My Thoughts…

This book explores how isolated we all are. Even though, many of us live in overpopulated cities, how many people do we interact with face to face in a meaningful way?

Lexie and Harriet live next door to each other, Lexie lives with Tom and is desperately trying to get pregnant. Harriet lives alone, but often has noisy parties, Lexie never goes to. Both can hear muffled sounds of life through their apartment wall, and they both envy each other’s life to a degree. Told from both of the women’s points of view, a story of deceit, obsession and deteriorating mental health unfolds.

Harriet’s past life is gradually revealed and you realise what an unreliable protagonist she is. Her story is heartbreakingly sad, and as you understand what motivates her behaviour, the sense of menace and suspense builds.

Lexie is also in the grip of an obsession, she wants a baby to exclusion of all else, this puts a strain on her relationship with Tom, and makes her wonder what it would be like to be Harriet, someone she knows little about.
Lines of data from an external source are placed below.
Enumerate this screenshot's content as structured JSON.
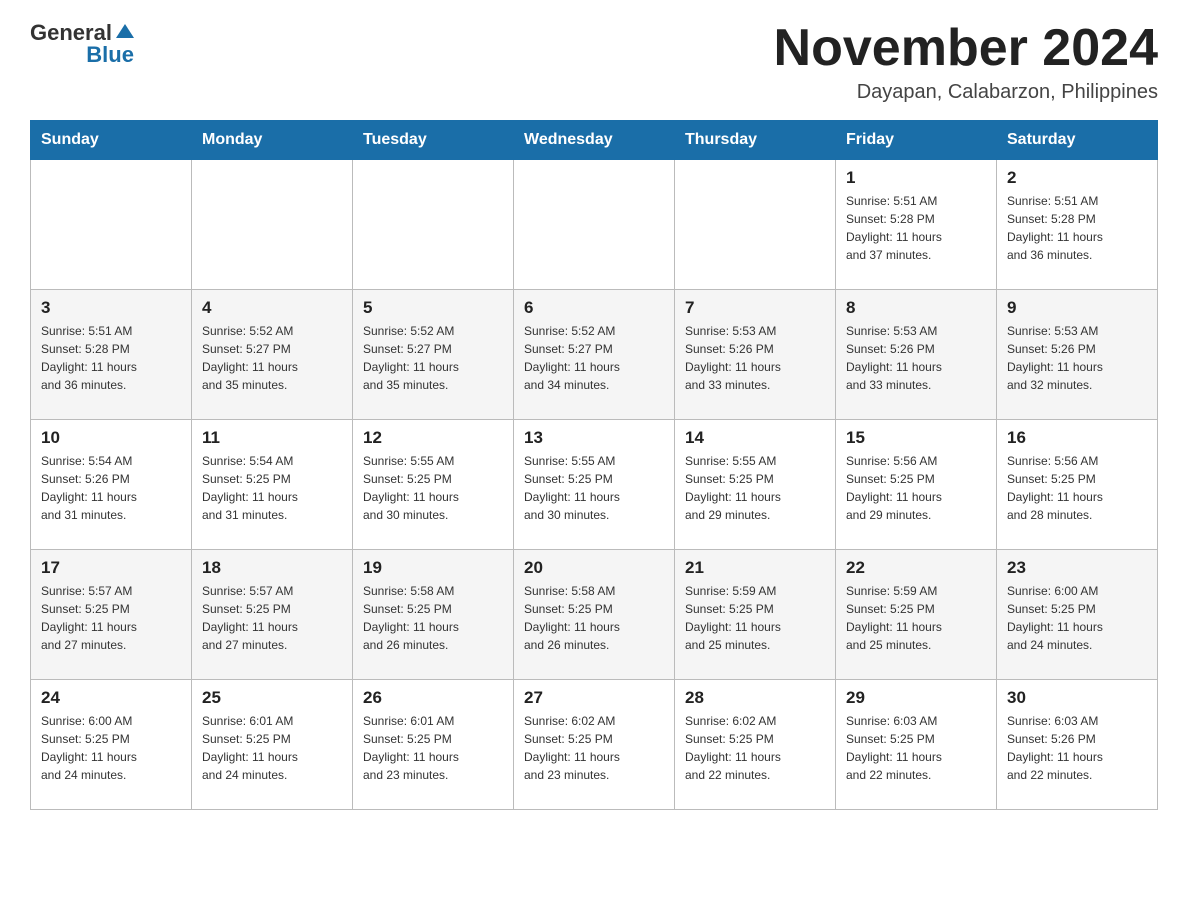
{
  "header": {
    "logo": {
      "general": "General",
      "blue": "Blue"
    },
    "title": "November 2024",
    "subtitle": "Dayapan, Calabarzon, Philippines"
  },
  "calendar": {
    "days_of_week": [
      "Sunday",
      "Monday",
      "Tuesday",
      "Wednesday",
      "Thursday",
      "Friday",
      "Saturday"
    ],
    "weeks": [
      [
        {
          "day": "",
          "info": ""
        },
        {
          "day": "",
          "info": ""
        },
        {
          "day": "",
          "info": ""
        },
        {
          "day": "",
          "info": ""
        },
        {
          "day": "",
          "info": ""
        },
        {
          "day": "1",
          "info": "Sunrise: 5:51 AM\nSunset: 5:28 PM\nDaylight: 11 hours\nand 37 minutes."
        },
        {
          "day": "2",
          "info": "Sunrise: 5:51 AM\nSunset: 5:28 PM\nDaylight: 11 hours\nand 36 minutes."
        }
      ],
      [
        {
          "day": "3",
          "info": "Sunrise: 5:51 AM\nSunset: 5:28 PM\nDaylight: 11 hours\nand 36 minutes."
        },
        {
          "day": "4",
          "info": "Sunrise: 5:52 AM\nSunset: 5:27 PM\nDaylight: 11 hours\nand 35 minutes."
        },
        {
          "day": "5",
          "info": "Sunrise: 5:52 AM\nSunset: 5:27 PM\nDaylight: 11 hours\nand 35 minutes."
        },
        {
          "day": "6",
          "info": "Sunrise: 5:52 AM\nSunset: 5:27 PM\nDaylight: 11 hours\nand 34 minutes."
        },
        {
          "day": "7",
          "info": "Sunrise: 5:53 AM\nSunset: 5:26 PM\nDaylight: 11 hours\nand 33 minutes."
        },
        {
          "day": "8",
          "info": "Sunrise: 5:53 AM\nSunset: 5:26 PM\nDaylight: 11 hours\nand 33 minutes."
        },
        {
          "day": "9",
          "info": "Sunrise: 5:53 AM\nSunset: 5:26 PM\nDaylight: 11 hours\nand 32 minutes."
        }
      ],
      [
        {
          "day": "10",
          "info": "Sunrise: 5:54 AM\nSunset: 5:26 PM\nDaylight: 11 hours\nand 31 minutes."
        },
        {
          "day": "11",
          "info": "Sunrise: 5:54 AM\nSunset: 5:25 PM\nDaylight: 11 hours\nand 31 minutes."
        },
        {
          "day": "12",
          "info": "Sunrise: 5:55 AM\nSunset: 5:25 PM\nDaylight: 11 hours\nand 30 minutes."
        },
        {
          "day": "13",
          "info": "Sunrise: 5:55 AM\nSunset: 5:25 PM\nDaylight: 11 hours\nand 30 minutes."
        },
        {
          "day": "14",
          "info": "Sunrise: 5:55 AM\nSunset: 5:25 PM\nDaylight: 11 hours\nand 29 minutes."
        },
        {
          "day": "15",
          "info": "Sunrise: 5:56 AM\nSunset: 5:25 PM\nDaylight: 11 hours\nand 29 minutes."
        },
        {
          "day": "16",
          "info": "Sunrise: 5:56 AM\nSunset: 5:25 PM\nDaylight: 11 hours\nand 28 minutes."
        }
      ],
      [
        {
          "day": "17",
          "info": "Sunrise: 5:57 AM\nSunset: 5:25 PM\nDaylight: 11 hours\nand 27 minutes."
        },
        {
          "day": "18",
          "info": "Sunrise: 5:57 AM\nSunset: 5:25 PM\nDaylight: 11 hours\nand 27 minutes."
        },
        {
          "day": "19",
          "info": "Sunrise: 5:58 AM\nSunset: 5:25 PM\nDaylight: 11 hours\nand 26 minutes."
        },
        {
          "day": "20",
          "info": "Sunrise: 5:58 AM\nSunset: 5:25 PM\nDaylight: 11 hours\nand 26 minutes."
        },
        {
          "day": "21",
          "info": "Sunrise: 5:59 AM\nSunset: 5:25 PM\nDaylight: 11 hours\nand 25 minutes."
        },
        {
          "day": "22",
          "info": "Sunrise: 5:59 AM\nSunset: 5:25 PM\nDaylight: 11 hours\nand 25 minutes."
        },
        {
          "day": "23",
          "info": "Sunrise: 6:00 AM\nSunset: 5:25 PM\nDaylight: 11 hours\nand 24 minutes."
        }
      ],
      [
        {
          "day": "24",
          "info": "Sunrise: 6:00 AM\nSunset: 5:25 PM\nDaylight: 11 hours\nand 24 minutes."
        },
        {
          "day": "25",
          "info": "Sunrise: 6:01 AM\nSunset: 5:25 PM\nDaylight: 11 hours\nand 24 minutes."
        },
        {
          "day": "26",
          "info": "Sunrise: 6:01 AM\nSunset: 5:25 PM\nDaylight: 11 hours\nand 23 minutes."
        },
        {
          "day": "27",
          "info": "Sunrise: 6:02 AM\nSunset: 5:25 PM\nDaylight: 11 hours\nand 23 minutes."
        },
        {
          "day": "28",
          "info": "Sunrise: 6:02 AM\nSunset: 5:25 PM\nDaylight: 11 hours\nand 22 minutes."
        },
        {
          "day": "29",
          "info": "Sunrise: 6:03 AM\nSunset: 5:25 PM\nDaylight: 11 hours\nand 22 minutes."
        },
        {
          "day": "30",
          "info": "Sunrise: 6:03 AM\nSunset: 5:26 PM\nDaylight: 11 hours\nand 22 minutes."
        }
      ]
    ]
  }
}
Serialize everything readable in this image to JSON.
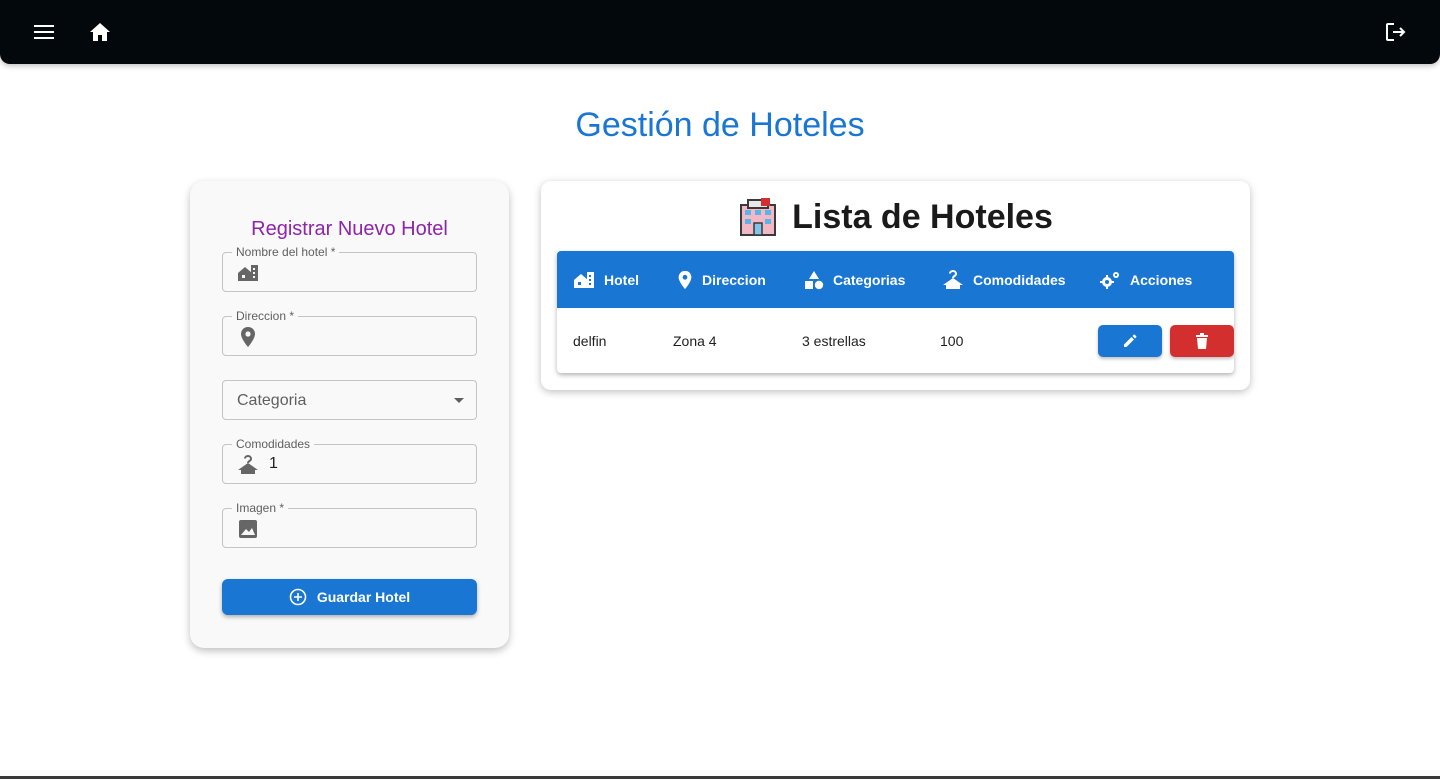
{
  "page": {
    "title": "Gestión de Hoteles"
  },
  "appbar": {
    "menu_icon": "menu-icon",
    "home_icon": "home-icon",
    "logout_icon": "logout-icon"
  },
  "form": {
    "title": "Registrar Nuevo Hotel",
    "fields": {
      "nombre": {
        "label": "Nombre del hotel *",
        "value": "",
        "icon": "hotel-building-icon"
      },
      "direccion": {
        "label": "Direccion *",
        "value": "",
        "icon": "location-pin-icon"
      },
      "categoria": {
        "placeholder": "Categoria",
        "icon": "chevron-down-icon"
      },
      "comodidades": {
        "label": "Comodidades",
        "value": "1",
        "icon": "hanger-icon"
      },
      "imagen": {
        "label": "Imagen *",
        "value": "",
        "icon": "image-icon"
      }
    },
    "save_button": {
      "label": "Guardar Hotel",
      "icon": "add-circle-icon"
    }
  },
  "list": {
    "title": "Lista de Hoteles",
    "title_icon": "hotel-emoji-icon",
    "columns": [
      {
        "label": "Hotel",
        "icon": "hotel-building-icon"
      },
      {
        "label": "Direccion",
        "icon": "location-pin-icon"
      },
      {
        "label": "Categorias",
        "icon": "category-shapes-icon"
      },
      {
        "label": "Comodidades",
        "icon": "hanger-icon"
      },
      {
        "label": "Acciones",
        "icon": "settings-gears-icon"
      }
    ],
    "rows": [
      {
        "hotel": "delfin",
        "direccion": "Zona 4",
        "categoria": "3 estrellas",
        "comodidades": "100"
      }
    ],
    "actions": {
      "edit_icon": "edit-pencil-icon",
      "delete_icon": "delete-trash-icon"
    }
  },
  "colors": {
    "primary": "#1976d2",
    "danger": "#d32f2f",
    "form_title": "#8e24aa",
    "appbar": "#03080c"
  }
}
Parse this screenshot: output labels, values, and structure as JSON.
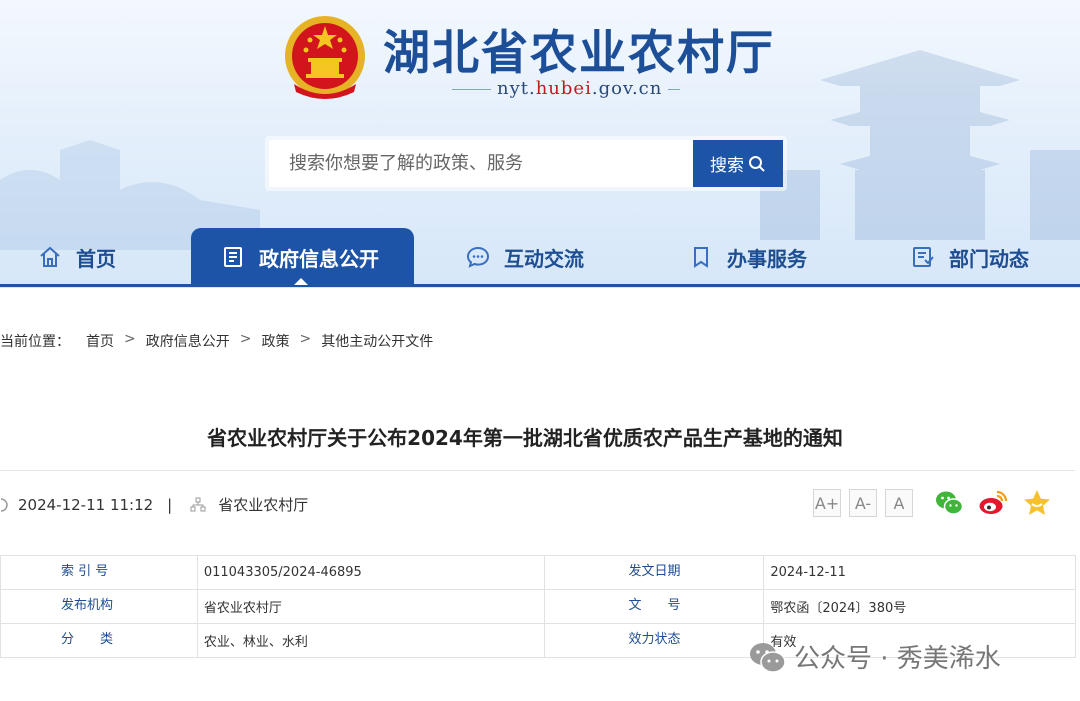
{
  "header": {
    "site_title": "湖北省农业农村厅",
    "domain_prefix": "nyt.",
    "domain_mid": "hubei",
    "domain_suffix": ".gov.cn"
  },
  "search": {
    "placeholder": "搜索你想要了解的政策、服务",
    "button_label": "搜索"
  },
  "nav": {
    "items": [
      {
        "label": "首页",
        "icon": "home-icon"
      },
      {
        "label": "政府信息公开",
        "icon": "document-list-icon",
        "active": true
      },
      {
        "label": "互动交流",
        "icon": "chat-bubble-icon"
      },
      {
        "label": "办事服务",
        "icon": "bookmark-icon"
      },
      {
        "label": "部门动态",
        "icon": "report-icon"
      }
    ]
  },
  "breadcrumb": {
    "prefix": "当前位置：",
    "items": [
      "首页",
      "政府信息公开",
      "政策",
      "其他主动公开文件"
    ],
    "separator": ">"
  },
  "article": {
    "title": "省农业农村厅关于公布2024年第一批湖北省优质农产品生产基地的通知",
    "datetime": "2024-12-11 11:12",
    "divider": "|",
    "publisher": "省农业农村厅"
  },
  "font_controls": [
    "A+",
    "A-",
    "A"
  ],
  "share": [
    "wechat-icon",
    "weibo-icon",
    "favorite-star-icon"
  ],
  "info_table": {
    "rows": [
      {
        "label1": "索 引 号",
        "value1": "011043305/2024-46895",
        "label2": "发文日期",
        "value2": "2024-12-11"
      },
      {
        "label1": "发布机构",
        "value1": "省农业农村厅",
        "label2": "文　　号",
        "value2": "鄂农函〔2024〕380号"
      },
      {
        "label1": "分　　类",
        "value1": "农业、林业、水利",
        "label2": "效力状态",
        "value2": "有效"
      }
    ]
  },
  "watermark": "公众号 · 秀美浠水",
  "colors": {
    "brand_blue": "#1e54a8",
    "title_blue": "#1c4f98",
    "emblem_red": "#d2141c",
    "emblem_gold": "#f5c521"
  }
}
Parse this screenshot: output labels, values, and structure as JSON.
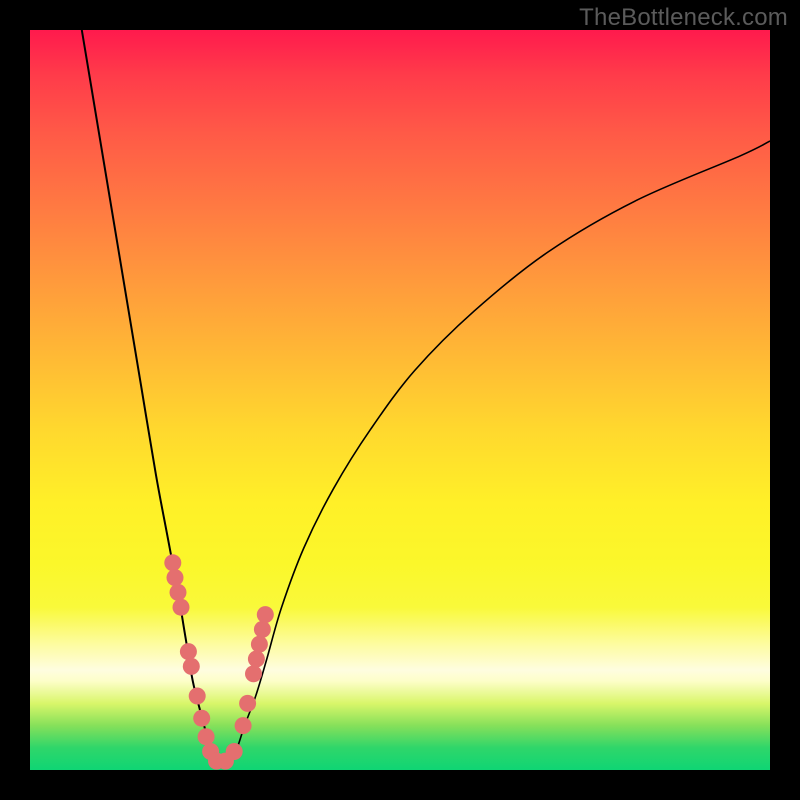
{
  "watermark": "TheBottleneck.com",
  "chart_data": {
    "type": "line",
    "title": "",
    "xlabel": "",
    "ylabel": "",
    "xlim": [
      0,
      100
    ],
    "ylim": [
      0,
      100
    ],
    "grid": false,
    "legend_position": "none",
    "series": [
      {
        "name": "left-curve",
        "x": [
          7,
          9,
          11,
          13,
          15,
          17,
          18.5,
          20,
          21,
          22,
          23,
          23.8,
          24.4,
          25
        ],
        "y": [
          100,
          88,
          76,
          64,
          52,
          40,
          32,
          24,
          18,
          12,
          8,
          5,
          3,
          1
        ]
      },
      {
        "name": "right-curve",
        "x": [
          27,
          28,
          29,
          30.5,
          32,
          34,
          37,
          41,
          46,
          52,
          60,
          70,
          82,
          96,
          100
        ],
        "y": [
          1,
          3,
          6,
          10,
          15,
          22,
          30,
          38,
          46,
          54,
          62,
          70,
          77,
          83,
          85
        ]
      }
    ],
    "highlight_points": {
      "name": "marked-dots",
      "color": "#e46f6f",
      "points": [
        {
          "x": 19.3,
          "y": 28
        },
        {
          "x": 19.6,
          "y": 26
        },
        {
          "x": 20.0,
          "y": 24
        },
        {
          "x": 20.4,
          "y": 22
        },
        {
          "x": 21.4,
          "y": 16
        },
        {
          "x": 21.8,
          "y": 14
        },
        {
          "x": 22.6,
          "y": 10
        },
        {
          "x": 23.2,
          "y": 7
        },
        {
          "x": 23.8,
          "y": 4.5
        },
        {
          "x": 24.4,
          "y": 2.5
        },
        {
          "x": 25.2,
          "y": 1.2
        },
        {
          "x": 26.4,
          "y": 1.2
        },
        {
          "x": 27.6,
          "y": 2.5
        },
        {
          "x": 28.8,
          "y": 6
        },
        {
          "x": 29.4,
          "y": 9
        },
        {
          "x": 30.2,
          "y": 13
        },
        {
          "x": 30.6,
          "y": 15
        },
        {
          "x": 31.0,
          "y": 17
        },
        {
          "x": 31.4,
          "y": 19
        },
        {
          "x": 31.8,
          "y": 21
        }
      ]
    },
    "background_gradient": {
      "top": "#ff1a4d",
      "mid": "#fff028",
      "bottom": "#0fd574"
    }
  }
}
The story is slow-paced and detailed, and probably slightly longer than it needs to be, but the characters are complex, flawed and relatable, and the plot has many subtle twists. However, what you see, is actually what you get. Whilst this story lacks the big reveal, the delivery has a relentlessness about it, that makes you dread, what is going to happen next. You know it isn’t going to end well for someone.